Records for this task:

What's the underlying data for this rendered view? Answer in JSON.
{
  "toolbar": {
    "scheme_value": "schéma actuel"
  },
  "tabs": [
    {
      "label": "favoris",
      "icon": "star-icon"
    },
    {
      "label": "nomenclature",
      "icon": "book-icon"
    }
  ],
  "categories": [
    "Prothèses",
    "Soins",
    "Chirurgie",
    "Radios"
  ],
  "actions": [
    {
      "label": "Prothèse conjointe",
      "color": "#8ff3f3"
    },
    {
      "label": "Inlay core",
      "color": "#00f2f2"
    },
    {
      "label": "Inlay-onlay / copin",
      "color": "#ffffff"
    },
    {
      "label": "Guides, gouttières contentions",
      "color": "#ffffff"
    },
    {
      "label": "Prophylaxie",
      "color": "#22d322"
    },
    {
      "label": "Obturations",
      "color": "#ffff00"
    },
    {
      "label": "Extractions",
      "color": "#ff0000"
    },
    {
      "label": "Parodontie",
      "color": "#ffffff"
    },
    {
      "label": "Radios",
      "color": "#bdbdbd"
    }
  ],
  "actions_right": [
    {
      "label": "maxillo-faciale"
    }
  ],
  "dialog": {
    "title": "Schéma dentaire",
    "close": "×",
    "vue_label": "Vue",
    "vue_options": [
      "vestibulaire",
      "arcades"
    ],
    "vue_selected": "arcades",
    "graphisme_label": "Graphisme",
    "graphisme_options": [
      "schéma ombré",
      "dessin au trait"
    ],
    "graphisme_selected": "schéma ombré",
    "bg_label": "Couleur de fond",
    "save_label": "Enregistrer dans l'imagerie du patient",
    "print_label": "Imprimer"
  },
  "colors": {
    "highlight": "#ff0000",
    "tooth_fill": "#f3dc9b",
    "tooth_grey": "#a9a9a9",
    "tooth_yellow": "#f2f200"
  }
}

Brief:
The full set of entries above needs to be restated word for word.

Reply to the exercise:
What's the underlying data for this rendered view? Answer in JSON.
{
  "toolbar": {
    "scheme_value": "schéma actuel"
  },
  "tabs": [
    {
      "label": "favoris",
      "icon": "star-icon"
    },
    {
      "label": "nomenclature",
      "icon": "book-icon"
    }
  ],
  "categories": [
    "Prothèses",
    "Soins",
    "Chirurgie",
    "Radios"
  ],
  "actions": [
    {
      "label": "Prothèse conjointe",
      "color": "#8ff3f3"
    },
    {
      "label": "Inlay core",
      "color": "#00f2f2"
    },
    {
      "label": "Inlay-onlay / copin",
      "color": "#ffffff"
    },
    {
      "label": "Guides, gouttières contentions",
      "color": "#ffffff"
    },
    {
      "label": "Prophylaxie",
      "color": "#22d322"
    },
    {
      "label": "Obturations",
      "color": "#ffff00"
    },
    {
      "label": "Extractions",
      "color": "#ff0000"
    },
    {
      "label": "Parodontie",
      "color": "#ffffff"
    },
    {
      "label": "Radios",
      "color": "#bdbdbd"
    }
  ],
  "actions_right": [
    {
      "label": "maxillo-faciale"
    }
  ],
  "dialog": {
    "title": "Schéma dentaire",
    "close": "×",
    "vue_label": "Vue",
    "vue_options": [
      "vestibulaire",
      "arcades"
    ],
    "vue_selected": "arcades",
    "graphisme_label": "Graphisme",
    "graphisme_options": [
      "schéma ombré",
      "dessin au trait"
    ],
    "graphisme_selected": "schéma ombré",
    "bg_label": "Couleur de fond",
    "save_label": "Enregistrer dans l'imagerie du patient",
    "print_label": "Imprimer"
  },
  "colors": {
    "highlight": "#ff0000",
    "tooth_fill": "#f3dc9b",
    "tooth_grey": "#a9a9a9",
    "tooth_yellow": "#f2f200"
  }
}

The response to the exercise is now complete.